A. It seems like what they want and expect changes on a regular basis; however, most of the products you bill for have a local coverage determination (LCD). In that LCD is a section called “Coverage Indications, Limitations, and/or Medical Necessity.” This is essentially what Medicare expects to see in the clinical documentation. There are generally criteria listed that essentially says under these circumstances, Medicare will pay for this equipment. The clinical documentation must prove how the patient qualifies based on this section of the LCD.
Years ago, clinicians at Medicare were allowed to use their clinical judgment in auditing claims. Now, they are simply looking to see how the criteria are specifically and precisely addressed without any clinical judgment.
Some equipment may not have a LCD and that certainly makes things more difficult. If it is a covered item, there is generally a national coverage determination that would provide some guidance or articles from the contractors. Otherwise, you must still document the need for the item and what is necessary. If there are other products or treatments available, particularly if they are less expensive, you will want the documentation to address how it was ruled out.
Educate physicians as best you can on the criteria, and if they have not done a good job showing how the patient qualifies, then the patient must be told that they can be held liable and a properly executed advanced beneficiary notice obtained. Otherwise, you are assuming that liability. The beneficiaries play an important role in the process of assuring their physician documents accordingly or deciding to pay themselves.
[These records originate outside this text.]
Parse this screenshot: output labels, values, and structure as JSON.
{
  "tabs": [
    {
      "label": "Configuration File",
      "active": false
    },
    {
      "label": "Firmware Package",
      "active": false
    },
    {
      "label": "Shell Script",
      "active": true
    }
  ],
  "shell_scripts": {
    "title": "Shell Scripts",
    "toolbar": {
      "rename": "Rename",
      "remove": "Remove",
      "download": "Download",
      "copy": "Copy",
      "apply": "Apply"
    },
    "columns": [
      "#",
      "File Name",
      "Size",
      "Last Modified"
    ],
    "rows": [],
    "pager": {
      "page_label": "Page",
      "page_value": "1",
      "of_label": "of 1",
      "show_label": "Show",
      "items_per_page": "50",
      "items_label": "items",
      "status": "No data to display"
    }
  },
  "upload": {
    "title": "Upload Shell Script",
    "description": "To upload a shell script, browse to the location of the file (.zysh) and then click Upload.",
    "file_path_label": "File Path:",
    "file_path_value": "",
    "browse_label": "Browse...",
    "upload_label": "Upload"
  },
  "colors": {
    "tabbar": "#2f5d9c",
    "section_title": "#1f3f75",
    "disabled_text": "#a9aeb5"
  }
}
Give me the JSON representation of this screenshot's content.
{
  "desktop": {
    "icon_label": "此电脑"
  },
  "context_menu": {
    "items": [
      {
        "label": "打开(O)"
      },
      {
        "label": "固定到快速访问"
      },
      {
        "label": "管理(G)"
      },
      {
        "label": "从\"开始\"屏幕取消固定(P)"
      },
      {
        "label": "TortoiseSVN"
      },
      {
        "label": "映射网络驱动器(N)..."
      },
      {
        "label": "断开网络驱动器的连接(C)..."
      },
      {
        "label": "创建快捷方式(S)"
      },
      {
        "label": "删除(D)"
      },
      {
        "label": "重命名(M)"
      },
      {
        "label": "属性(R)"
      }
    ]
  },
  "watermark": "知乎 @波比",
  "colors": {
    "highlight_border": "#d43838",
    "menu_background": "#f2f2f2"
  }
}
Wayne van Halem is president of The van Halem Group. Reach him at 404-343-1815 or email@example.com.